▸ **TASK OBJECTIVE**:
Your task is to give the listing below back word for word, pictures excluded.

▸ **GIVEN RECORDS**:
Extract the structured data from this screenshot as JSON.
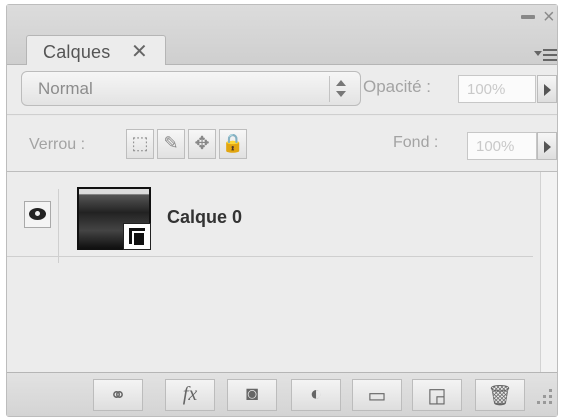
{
  "panel": {
    "tab_label": "Calques",
    "tab_close_glyph": "✕",
    "window_close_glyph": "×",
    "menu_icon": "panel-menu-icon"
  },
  "blend_mode": {
    "value": "Normal"
  },
  "opacity": {
    "label": "Opacité :",
    "value": "100%"
  },
  "lock": {
    "label": "Verrou :",
    "buttons": [
      {
        "icon": "lock-transparency-icon",
        "glyph": "⬚"
      },
      {
        "icon": "lock-pixels-brush-icon",
        "glyph": "✎"
      },
      {
        "icon": "lock-position-move-icon",
        "glyph": "✥"
      },
      {
        "icon": "lock-all-padlock-icon",
        "glyph": "🔒"
      }
    ]
  },
  "fill": {
    "label": "Fond :",
    "value": "100%"
  },
  "layers": [
    {
      "name": "Calque 0",
      "visible": true
    }
  ],
  "toolbar": {
    "buttons": [
      {
        "icon": "link-layers-icon",
        "glyph": "⚭"
      },
      {
        "icon": "layer-style-fx-icon",
        "glyph": "fx"
      },
      {
        "icon": "add-mask-icon",
        "glyph": "◙"
      },
      {
        "icon": "adjustment-layer-icon",
        "glyph": "◐"
      },
      {
        "icon": "new-group-folder-icon",
        "glyph": "▭"
      },
      {
        "icon": "new-layer-icon",
        "glyph": "◲"
      },
      {
        "icon": "delete-trash-icon",
        "glyph": "🗑"
      }
    ]
  }
}
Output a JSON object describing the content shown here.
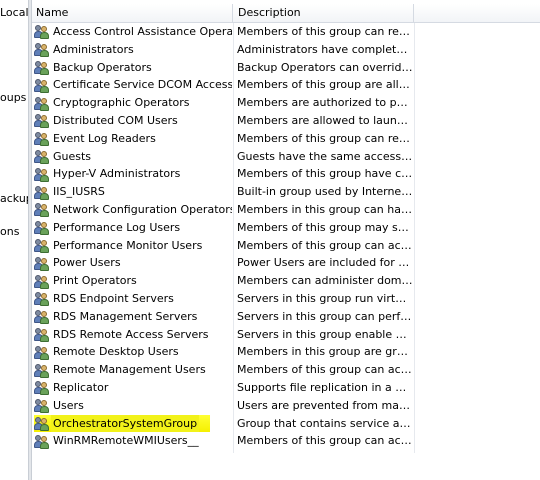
{
  "left_pane": {
    "fragments": [
      {
        "id": "local",
        "text": "Local"
      },
      {
        "id": "groups",
        "text": "oups"
      },
      {
        "id": "backup",
        "text": "ackup"
      },
      {
        "id": "ons",
        "text": "ons"
      }
    ]
  },
  "columns": {
    "name": "Name",
    "description": "Description"
  },
  "rows": [
    {
      "name": "Access Control Assistance Operators",
      "description": "Members of this group can remot...",
      "icon": "group-icon"
    },
    {
      "name": "Administrators",
      "description": "Administrators have complete an...",
      "icon": "group-icon"
    },
    {
      "name": "Backup Operators",
      "description": "Backup Operators can override se...",
      "icon": "group-icon"
    },
    {
      "name": "Certificate Service DCOM Access",
      "description": "Members of this group are allowe...",
      "icon": "group-icon"
    },
    {
      "name": "Cryptographic Operators",
      "description": "Members are authorized to perfor...",
      "icon": "group-icon"
    },
    {
      "name": "Distributed COM Users",
      "description": "Members are allowed to launch, a...",
      "icon": "group-icon"
    },
    {
      "name": "Event Log Readers",
      "description": "Members of this group can read e...",
      "icon": "group-icon"
    },
    {
      "name": "Guests",
      "description": "Guests have the same access as m...",
      "icon": "group-icon"
    },
    {
      "name": "Hyper-V Administrators",
      "description": "Members of this group have com...",
      "icon": "group-icon"
    },
    {
      "name": "IIS_IUSRS",
      "description": "Built-in group used by Internet Inf...",
      "icon": "group-icon"
    },
    {
      "name": "Network Configuration Operators",
      "description": "Members in this group can have s...",
      "icon": "group-icon"
    },
    {
      "name": "Performance Log Users",
      "description": "Members of this group may sche...",
      "icon": "group-icon"
    },
    {
      "name": "Performance Monitor Users",
      "description": "Members of this group can acces...",
      "icon": "group-icon"
    },
    {
      "name": "Power Users",
      "description": "Power Users are included for back...",
      "icon": "group-icon"
    },
    {
      "name": "Print Operators",
      "description": "Members can administer domain ...",
      "icon": "group-icon"
    },
    {
      "name": "RDS Endpoint Servers",
      "description": "Servers in this group run virtual m...",
      "icon": "group-icon"
    },
    {
      "name": "RDS Management Servers",
      "description": "Servers in this group can perform ...",
      "icon": "group-icon"
    },
    {
      "name": "RDS Remote Access Servers",
      "description": "Servers in this group enable users ...",
      "icon": "group-icon"
    },
    {
      "name": "Remote Desktop Users",
      "description": "Members in this group are grante...",
      "icon": "group-icon"
    },
    {
      "name": "Remote Management Users",
      "description": "Members of this group can acces...",
      "icon": "group-icon"
    },
    {
      "name": "Replicator",
      "description": "Supports file replication in a dom...",
      "icon": "group-icon"
    },
    {
      "name": "Users",
      "description": "Users are prevented from making ...",
      "icon": "group-icon"
    },
    {
      "name": "OrchestratorSystemGroup",
      "description": "Group that contains service accou...",
      "icon": "group-icon",
      "highlighted": true
    },
    {
      "name": "WinRMRemoteWMIUsers__",
      "description": "Members of this group can acces...",
      "icon": "group-icon"
    }
  ],
  "colors": {
    "highlight": "#f5f000",
    "header_border": "#d5dae2"
  }
}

▸ **COMPLETED TASK**:
Extract the structured data from this screenshot as JSON.
{
  "panel": {
    "tab_label": "Calques",
    "tab_close_glyph": "✕",
    "window_close_glyph": "×",
    "menu_icon": "panel-menu-icon"
  },
  "blend_mode": {
    "value": "Normal"
  },
  "opacity": {
    "label": "Opacité :",
    "value": "100%"
  },
  "lock": {
    "label": "Verrou :",
    "buttons": [
      {
        "icon": "lock-transparency-icon",
        "glyph": "⬚"
      },
      {
        "icon": "lock-pixels-brush-icon",
        "glyph": "✎"
      },
      {
        "icon": "lock-position-move-icon",
        "glyph": "✥"
      },
      {
        "icon": "lock-all-padlock-icon",
        "glyph": "🔒"
      }
    ]
  },
  "fill": {
    "label": "Fond :",
    "value": "100%"
  },
  "layers": [
    {
      "name": "Calque 0",
      "visible": true
    }
  ],
  "toolbar": {
    "buttons": [
      {
        "icon": "link-layers-icon",
        "glyph": "⚭"
      },
      {
        "icon": "layer-style-fx-icon",
        "glyph": "fx"
      },
      {
        "icon": "add-mask-icon",
        "glyph": "◙"
      },
      {
        "icon": "adjustment-layer-icon",
        "glyph": "◐"
      },
      {
        "icon": "new-group-folder-icon",
        "glyph": "▭"
      },
      {
        "icon": "new-layer-icon",
        "glyph": "◲"
      },
      {
        "icon": "delete-trash-icon",
        "glyph": "🗑"
      }
    ]
  }
}
Output a JSON object describing the content shown here.
{
  "left_pane": {
    "fragments": [
      {
        "id": "local",
        "text": "Local"
      },
      {
        "id": "groups",
        "text": "oups"
      },
      {
        "id": "backup",
        "text": "ackup"
      },
      {
        "id": "ons",
        "text": "ons"
      }
    ]
  },
  "columns": {
    "name": "Name",
    "description": "Description"
  },
  "rows": [
    {
      "name": "Access Control Assistance Operators",
      "description": "Members of this group can remot...",
      "icon": "group-icon"
    },
    {
      "name": "Administrators",
      "description": "Administrators have complete an...",
      "icon": "group-icon"
    },
    {
      "name": "Backup Operators",
      "description": "Backup Operators can override se...",
      "icon": "group-icon"
    },
    {
      "name": "Certificate Service DCOM Access",
      "description": "Members of this group are allowe...",
      "icon": "group-icon"
    },
    {
      "name": "Cryptographic Operators",
      "description": "Members are authorized to perfor...",
      "icon": "group-icon"
    },
    {
      "name": "Distributed COM Users",
      "description": "Members are allowed to launch, a...",
      "icon": "group-icon"
    },
    {
      "name": "Event Log Readers",
      "description": "Members of this group can read e...",
      "icon": "group-icon"
    },
    {
      "name": "Guests",
      "description": "Guests have the same access as m...",
      "icon": "group-icon"
    },
    {
      "name": "Hyper-V Administrators",
      "description": "Members of this group have com...",
      "icon": "group-icon"
    },
    {
      "name": "IIS_IUSRS",
      "description": "Built-in group used by Internet Inf...",
      "icon": "group-icon"
    },
    {
      "name": "Network Configuration Operators",
      "description": "Members in this group can have s...",
      "icon": "group-icon"
    },
    {
      "name": "Performance Log Users",
      "description": "Members of this group may sche...",
      "icon": "group-icon"
    },
    {
      "name": "Performance Monitor Users",
      "description": "Members of this group can acces...",
      "icon": "group-icon"
    },
    {
      "name": "Power Users",
      "description": "Power Users are included for back...",
      "icon": "group-icon"
    },
    {
      "name": "Print Operators",
      "description": "Members can administer domain ...",
      "icon": "group-icon"
    },
    {
      "name": "RDS Endpoint Servers",
      "description": "Servers in this group run virtual m...",
      "icon": "group-icon"
    },
    {
      "name": "RDS Management Servers",
      "description": "Servers in this group can perform ...",
      "icon": "group-icon"
    },
    {
      "name": "RDS Remote Access Servers",
      "description": "Servers in this group enable users ...",
      "icon": "group-icon"
    },
    {
      "name": "Remote Desktop Users",
      "description": "Members in this group are grante...",
      "icon": "group-icon"
    },
    {
      "name": "Remote Management Users",
      "description": "Members of this group can acces...",
      "icon": "group-icon"
    },
    {
      "name": "Replicator",
      "description": "Supports file replication in a dom...",
      "icon": "group-icon"
    },
    {
      "name": "Users",
      "description": "Users are prevented from making ...",
      "icon": "group-icon"
    },
    {
      "name": "OrchestratorSystemGroup",
      "description": "Group that contains service accou...",
      "icon": "group-icon",
      "highlighted": true
    },
    {
      "name": "WinRMRemoteWMIUsers__",
      "description": "Members of this group can acces...",
      "icon": "group-icon"
    }
  ],
  "colors": {
    "highlight": "#f5f000",
    "header_border": "#d5dae2"
  }
}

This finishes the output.